Now remember Forbes right at the get go tries to get Meggs (Decoy Mrs Neal) to give him the list. Once Forbes buys it, Meggs goes to work on Brown tempting him in the cab with sex and later on the train with money.
My thoughts.... the real plot is LAPD corruption. One of the posters on IMDb says that he's read that in the original script that Forbes was definitely on the take. The curious actions of Brown on the train also make you wonder about him, if he was truly that stupid or if he was deliberately exposing Meggs to the gangsters.
The film gets better every time I watch it. Its a 10/10 for me.
A sign post on the way to the Twilight Zone
Films like great paintings, are there for us to view, experience, and interpret. This go round, watching I think it finally all clicked. This is my interpretation. A truly Mythic Western, an amalgamation of American Western Legend and Myth, Greco-Roman Mythology, and a touch of Catholic theology.
Darkness, we enter the Dreamscape from darkness, the roar of time floods your ears and you see a sliver of a crack in the continuum of the universe. Through it we see a horseman punctuated with now the sounds and sights other human artifacts, we cut to frantic hands combing through the debris of humanity. The rider is in a Dream/Ghost town or perhaps Limbus. The hands belong to a Witch/Medicine Woman/Fate and she clutches discarded treasures that she loads on her barrow. She spots the rider and hides.

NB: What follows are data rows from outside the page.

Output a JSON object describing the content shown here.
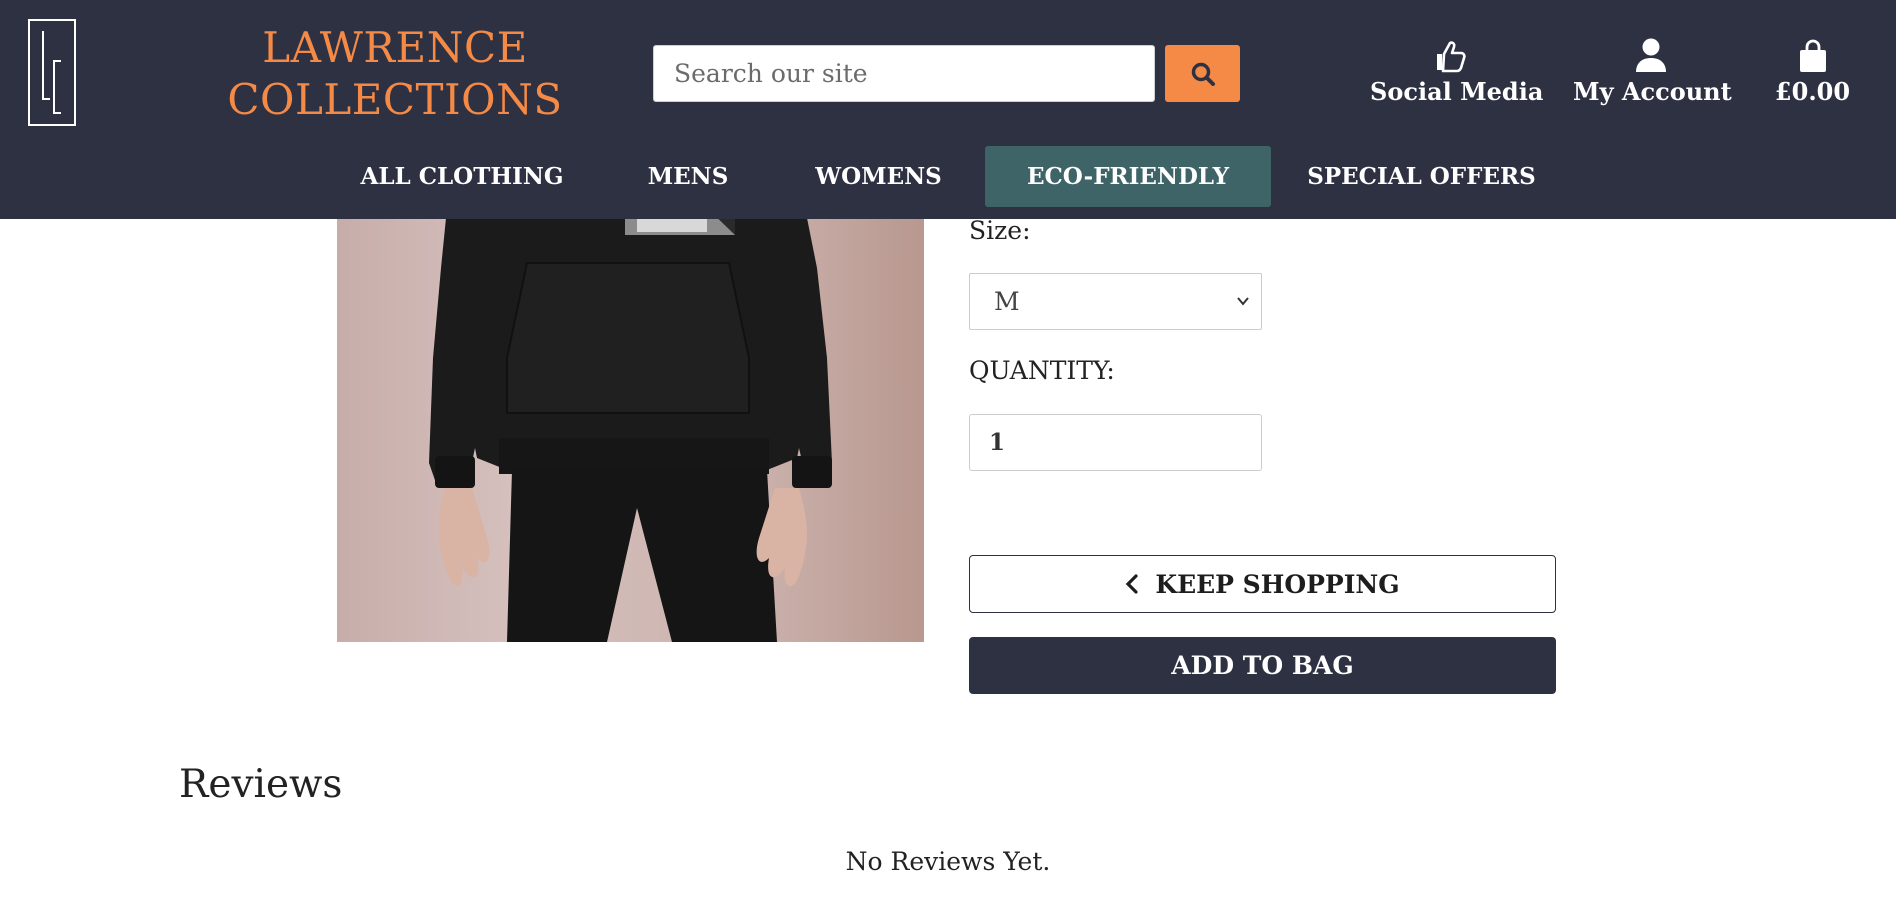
{
  "header": {
    "logo_letters": "LC",
    "brand_line1": "LAWRENCE",
    "brand_line2": "COLLECTIONS",
    "search_placeholder": "Search our site",
    "search_button_icon": "search-icon",
    "links": [
      {
        "icon": "thumbs-up-icon",
        "label": "Social Media"
      },
      {
        "icon": "user-icon",
        "label": "My Account"
      },
      {
        "icon": "shopping-bag-icon",
        "label": "£0.00"
      }
    ],
    "colors": {
      "background": "#2e3142",
      "brand": "#f58a47",
      "active_nav": "#3f6468"
    }
  },
  "nav": {
    "items": [
      {
        "label": "ALL CLOTHING"
      },
      {
        "label": "MENS"
      },
      {
        "label": "WOMENS"
      },
      {
        "label": "ECO-FRIENDLY",
        "active": true
      },
      {
        "label": "SPECIAL OFFERS"
      }
    ]
  },
  "product": {
    "size_label": "Size:",
    "size_value": "M",
    "quantity_label": "QUANTITY:",
    "quantity_value": "1",
    "keep_shopping_label": "KEEP SHOPPING",
    "add_to_bag_label": "ADD TO BAG"
  },
  "reviews": {
    "title": "Reviews",
    "empty_text": "No Reviews Yet."
  }
}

As he passes she calls out a question "Why did you come back? Why did you come back?"
So begins Keoma
The De Angelis brothers' weird soundtrack, especially the female voice now suggests an eerie Native American chant and whole film has a dreamworld atmosphere constantly enhanced by the incredible cinematography reinforcing the tone of this last of the great operatic Spaghetti Westerns.

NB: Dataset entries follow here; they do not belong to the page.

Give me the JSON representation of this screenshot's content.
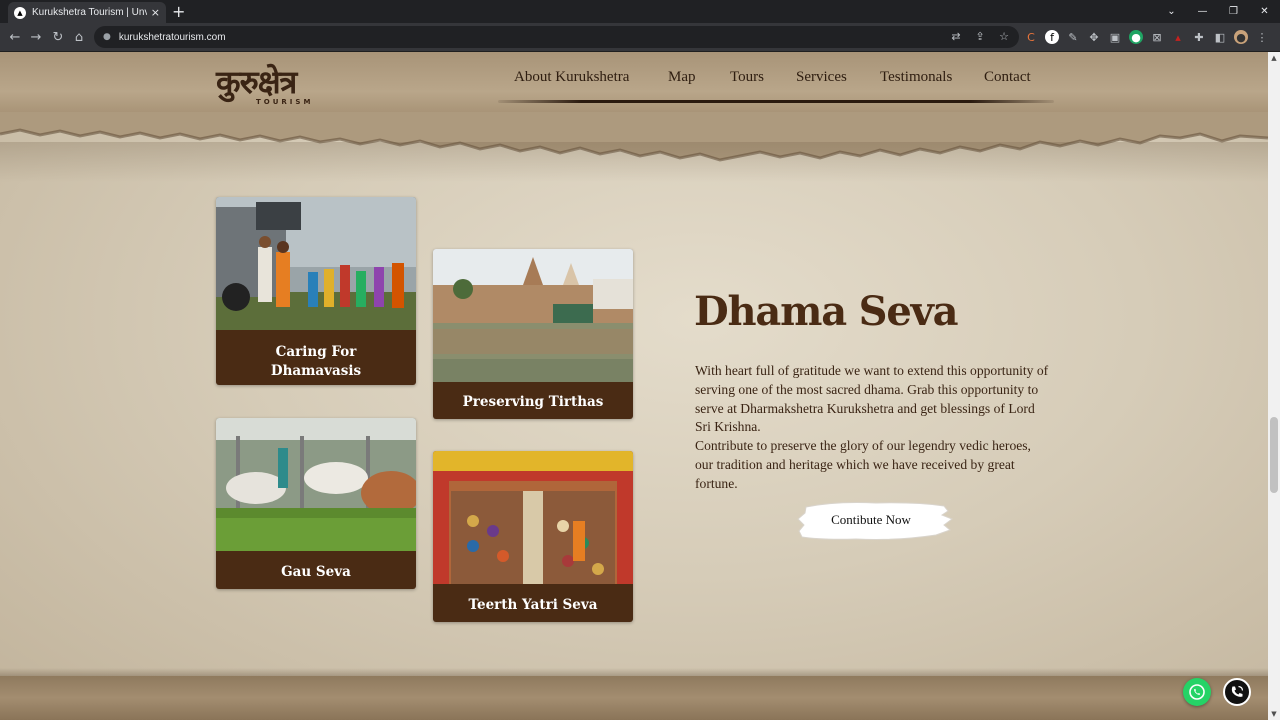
{
  "browser": {
    "tab_title": "Kurukshetra Tourism | Unveiling t",
    "tab_close": "×",
    "new_tab": "+",
    "url": "kurukshetratourism.com",
    "window_controls": [
      "⌄",
      "—",
      "❐",
      "✕"
    ]
  },
  "site": {
    "logo_text": "कुरुक्षेत्र",
    "logo_subtext": "TOURISM",
    "nav": [
      "About Kurukshetra",
      "Map",
      "Tours",
      "Services",
      "Testimonals",
      "Contact"
    ]
  },
  "cards": [
    {
      "label_lines": [
        "Caring For",
        "Dhamavasis"
      ]
    },
    {
      "label_lines": [
        "Preserving Tirthas"
      ]
    },
    {
      "label_lines": [
        "Gau Seva"
      ]
    },
    {
      "label_lines": [
        "Teerth Yatri Seva"
      ]
    }
  ],
  "section": {
    "title": "Dhama Seva",
    "paragraph_1": "With heart full of gratitude we want to extend this opportunity of serving one of the most sacred dhama. Grab this opportunity to serve at Dharmakshetra Kurukshetra and get blessings of Lord Sri Krishna.",
    "paragraph_2": "Contribute to preserve the glory of our legendry vedic heroes, our tradition and heritage which we have received by great fortune.",
    "button_label": "Contibute Now"
  },
  "colors": {
    "card_bg": "#4a2b14",
    "title": "#4a2b14",
    "paper": "#d6ccb8",
    "whatsapp": "#25d366"
  },
  "icons": {
    "floating": [
      "whatsapp-icon",
      "phone-call-icon"
    ]
  }
}
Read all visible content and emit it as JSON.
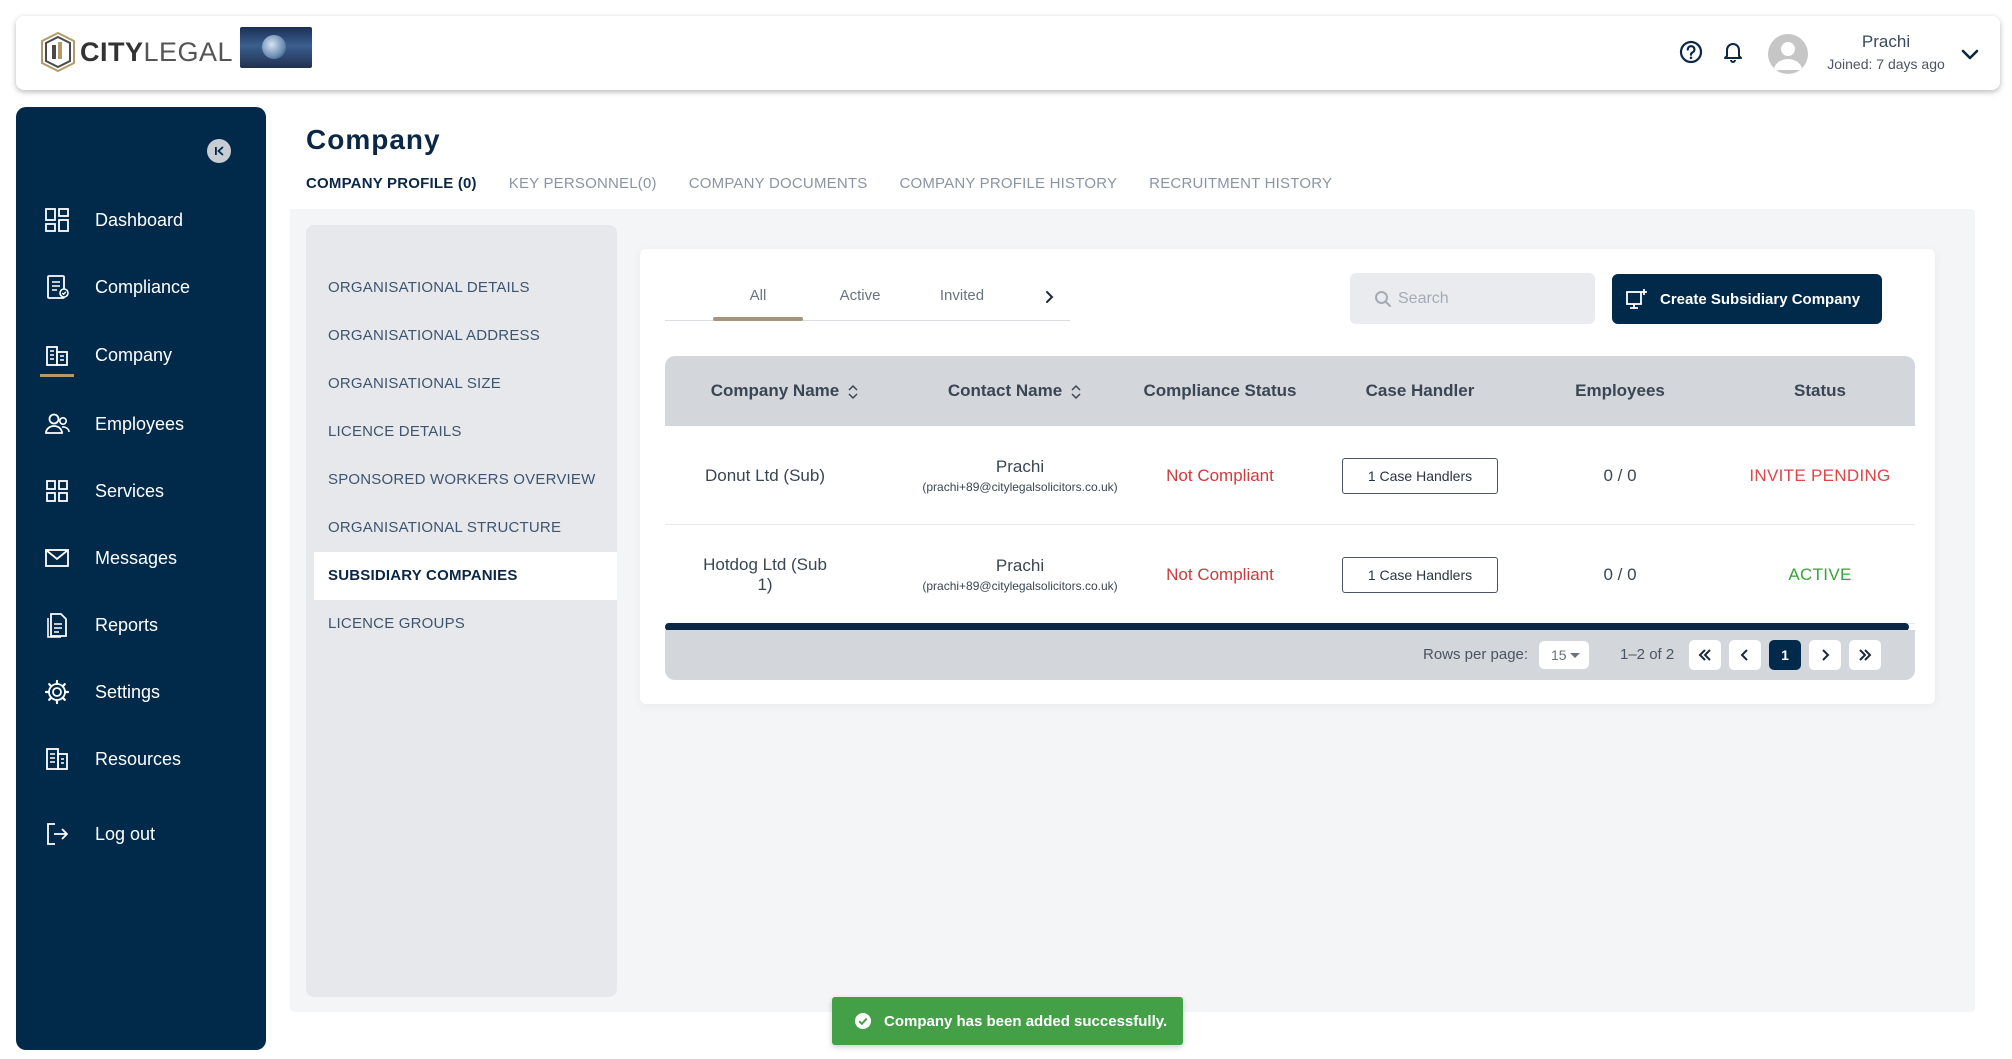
{
  "brand": {
    "name_bold": "CITY",
    "name_light": "LEGAL"
  },
  "user": {
    "name": "Prachi",
    "joined": "Joined: 7 days ago"
  },
  "sidebar": {
    "items": [
      {
        "label": "Dashboard",
        "icon": "dashboard-icon"
      },
      {
        "label": "Compliance",
        "icon": "compliance-icon"
      },
      {
        "label": "Company",
        "icon": "company-icon",
        "active": true
      },
      {
        "label": "Employees",
        "icon": "employees-icon"
      },
      {
        "label": "Services",
        "icon": "services-icon"
      },
      {
        "label": "Messages",
        "icon": "messages-icon"
      },
      {
        "label": "Reports",
        "icon": "reports-icon"
      },
      {
        "label": "Settings",
        "icon": "settings-icon"
      },
      {
        "label": "Resources",
        "icon": "resources-icon"
      },
      {
        "label": "Log out",
        "icon": "logout-icon"
      }
    ]
  },
  "page": {
    "title": "Company"
  },
  "tabs": [
    {
      "label": "COMPANY PROFILE (0)",
      "active": true
    },
    {
      "label": "KEY PERSONNEL(0)"
    },
    {
      "label": "COMPANY DOCUMENTS"
    },
    {
      "label": "COMPANY PROFILE HISTORY"
    },
    {
      "label": "RECRUITMENT HISTORY"
    }
  ],
  "left_menu": [
    {
      "label": "ORGANISATIONAL DETAILS"
    },
    {
      "label": "ORGANISATIONAL ADDRESS"
    },
    {
      "label": "ORGANISATIONAL SIZE"
    },
    {
      "label": "LICENCE DETAILS"
    },
    {
      "label": "SPONSORED WORKERS OVERVIEW"
    },
    {
      "label": "ORGANISATIONAL STRUCTURE"
    },
    {
      "label": "SUBSIDIARY COMPANIES",
      "active": true
    },
    {
      "label": "LICENCE GROUPS"
    }
  ],
  "filters": [
    {
      "label": "All",
      "active": true
    },
    {
      "label": "Active"
    },
    {
      "label": "Invited"
    }
  ],
  "search": {
    "placeholder": "Search"
  },
  "create_button": {
    "label": "Create Subsidiary Company"
  },
  "table": {
    "columns": [
      "Company Name",
      "Contact Name",
      "Compliance Status",
      "Case Handler",
      "Employees",
      "Status"
    ],
    "rows": [
      {
        "company": "Donut Ltd (Sub)",
        "contact": "Prachi",
        "email": "(prachi+89@citylegalsolicitors.co.uk)",
        "compliance": "Not Compliant",
        "handler": "1 Case Handlers",
        "employees": "0 / 0",
        "status": "INVITE PENDING"
      },
      {
        "company": "Hotdog Ltd (Sub 1)",
        "contact": "Prachi",
        "email": "(prachi+89@citylegalsolicitors.co.uk)",
        "compliance": "Not Compliant",
        "handler": "1 Case Handlers",
        "employees": "0 / 0",
        "status": "ACTIVE"
      }
    ]
  },
  "pagination": {
    "rows_label": "Rows per page:",
    "rows_value": "15",
    "range": "1–2 of 2",
    "current_page": "1"
  },
  "toast": {
    "message": "Company has been added successfully."
  },
  "colors": {
    "navy": "#012a4a",
    "gold": "#b49a6a",
    "danger": "#d03a3a",
    "success": "#38a33a",
    "toast": "#43a047"
  }
}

A good companion piece to Jodorowsky's El Topo.
Gangster Squad (2013)
A Men on a Mission Flick
How many gangster films do we have based circa 1950's Los Angeles, how many novels come to mind? Other than James Elroy's LA Quartet and his related novels and films, not a whole hell of a lot. Gangster Films inevitably revolve around New York and Chicago with a occasional nod to Las Vegas.
Gangster Squad though isn't really a Gangster Film. I was reminded more of "The Dirty Dozen" than "The Godfather" "The Professionals" more than "Goodfellas" its structure is more in the vein of a "men on a mission" film. You may think then that it would be more akin to "The Untouchables" (1987) same premise but that film was a meandering moralizing bloated mess. It was actually more like what I remember of The Untouchables TV drama with Walter Winchell doing a voice-over, every episode about a raid on an illegal distillery or a brewery.

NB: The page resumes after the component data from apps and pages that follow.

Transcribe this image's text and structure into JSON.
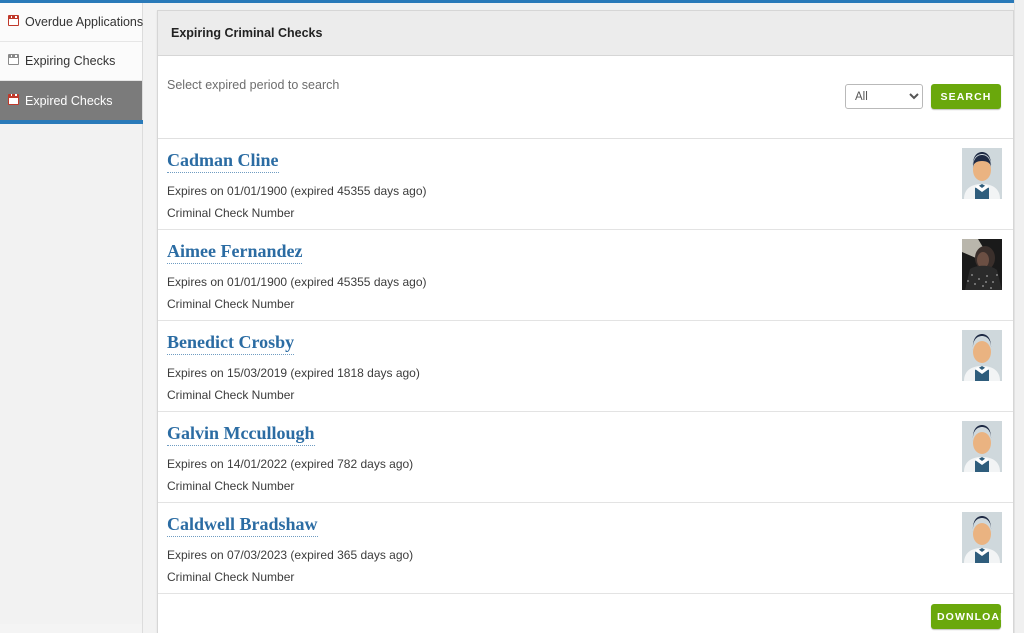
{
  "theme": {
    "accent_blue": "#2a7ab9",
    "green_button": "#6aa80c",
    "link_blue": "#2b6ca3",
    "active_sidebar_bg": "#7b7b7b",
    "icon_red": "#c0392b"
  },
  "sidebar": {
    "items": [
      {
        "label": "Overdue Applications",
        "icon": "calendar-icon",
        "icon_color": "#c0392b",
        "active": false
      },
      {
        "label": "Expiring Checks",
        "icon": "calendar-icon",
        "icon_color": "#8a8a8a",
        "active": false
      },
      {
        "label": "Expired Checks",
        "icon": "calendar-icon",
        "icon_color": "#c0392b",
        "active": true
      }
    ]
  },
  "panel": {
    "title": "Expiring Criminal Checks",
    "search": {
      "label": "Select expired period to search",
      "selected_option": "All",
      "options": [
        "All"
      ],
      "button_label": "SEARCH",
      "dropdown_icon": "chevron-down-icon"
    },
    "results": [
      {
        "name": "Cadman Cline",
        "expiry": "Expires on 01/01/1900 (expired 45355 days ago)",
        "check_number_label": "Criminal Check Number",
        "avatar": "male-illustration-avatar"
      },
      {
        "name": "Aimee Fernandez",
        "expiry": "Expires on 01/01/1900 (expired 45355 days ago)",
        "check_number_label": "Criminal Check Number",
        "avatar": "photo-avatar-dark"
      },
      {
        "name": "Benedict Crosby",
        "expiry": "Expires on 15/03/2019 (expired 1818 days ago)",
        "check_number_label": "Criminal Check Number",
        "avatar": "male-illustration-avatar"
      },
      {
        "name": "Galvin Mccullough",
        "expiry": "Expires on 14/01/2022 (expired 782 days ago)",
        "check_number_label": "Criminal Check Number",
        "avatar": "male-illustration-avatar"
      },
      {
        "name": "Caldwell Bradshaw",
        "expiry": "Expires on 07/03/2023 (expired 365 days ago)",
        "check_number_label": "Criminal Check Number",
        "avatar": "male-illustration-avatar"
      }
    ],
    "footer": {
      "download_label": "DOWNLOAD"
    }
  }
}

Sean Penn plays Mickey Cohen as a downright scary over the top sociopath gang leader of LA's mob with a dedicated ex guerrilla trained GI Josh Brolin on his tail with a squad of hand picked off the book LAPD hard cases across a demographical spectrum. The rest of the cast are great, but most are underutilized, the film could have been a tad bit longer to flesh out the characters. Ryan Gosling (the womanizer), Robert Patrick (the Western gunslinger), Anthony Mackie (the ghetto, knife expert black cop), Giovanni Ribisi ( geek electronics expert), and Michael Pena ( Hispanic cop). More time also was needed with the Cohen gang.
The movie is a time machine to LA of the 50's (even Carmen Mirada makes an appearance) beautiful to look at with a top notch production design. I'll have to pick up the DVD to see how many Gangster/Film Noir references I can spot. A guilty pleasure pastiche of a Classic Gangster/men on a mission/40's Pulp and unlike LA Confidential this one got the HATS right. 8/10